Many Americans have been found to have low levels of vitamin D. The reasons for this include low availability of vitamin D in food sources, increased time working indoors, and possibly increased use of sunscreens (since sunlight helps the body produce vitamin D).
Certain people may benefit from vitamin D supplementation. However, there is conflicting evidence about the amount of vitamin D that is safe and effective, or even necessary, to use as a supplement.
Why do people take vitamin D?
Vitamin D is important for people with osteoporosis. Studies show that calcium and vitamin D together can increase bone density in postmenopausal women. Vitamin D also helps with other disorders associated with weak bones, like rickets.
People who have low levels of vitamin D may need supplements. Vitamin D deficiencies are more common in those who:
- Are over 50
- Get very little sun exposure
- Have kidney disease or diseases that affect the absorption of minerals
- Have darker skin
- Are lactose intolerant
- Are vegan
- Are infants who are fed only breast milk
Vitamin D deficiency is commonly seen in people living in the Northern parts of the U.S.
Studies have found prescription-strength vitamin D lotions helpful in treating psoriasis.
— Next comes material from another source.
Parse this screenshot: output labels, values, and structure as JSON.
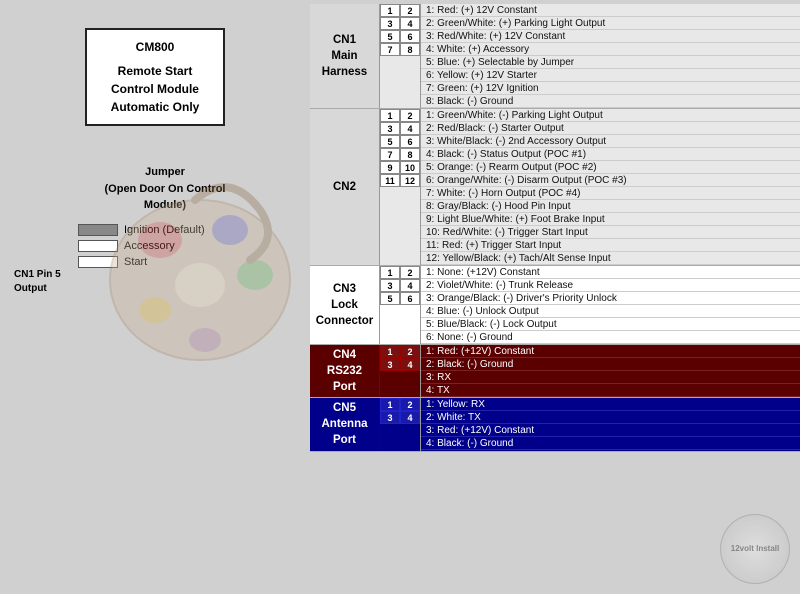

Vitamin D has also been studied for other conditions ranging from cancer prevention to high blood pressure, but the evidence is unclear.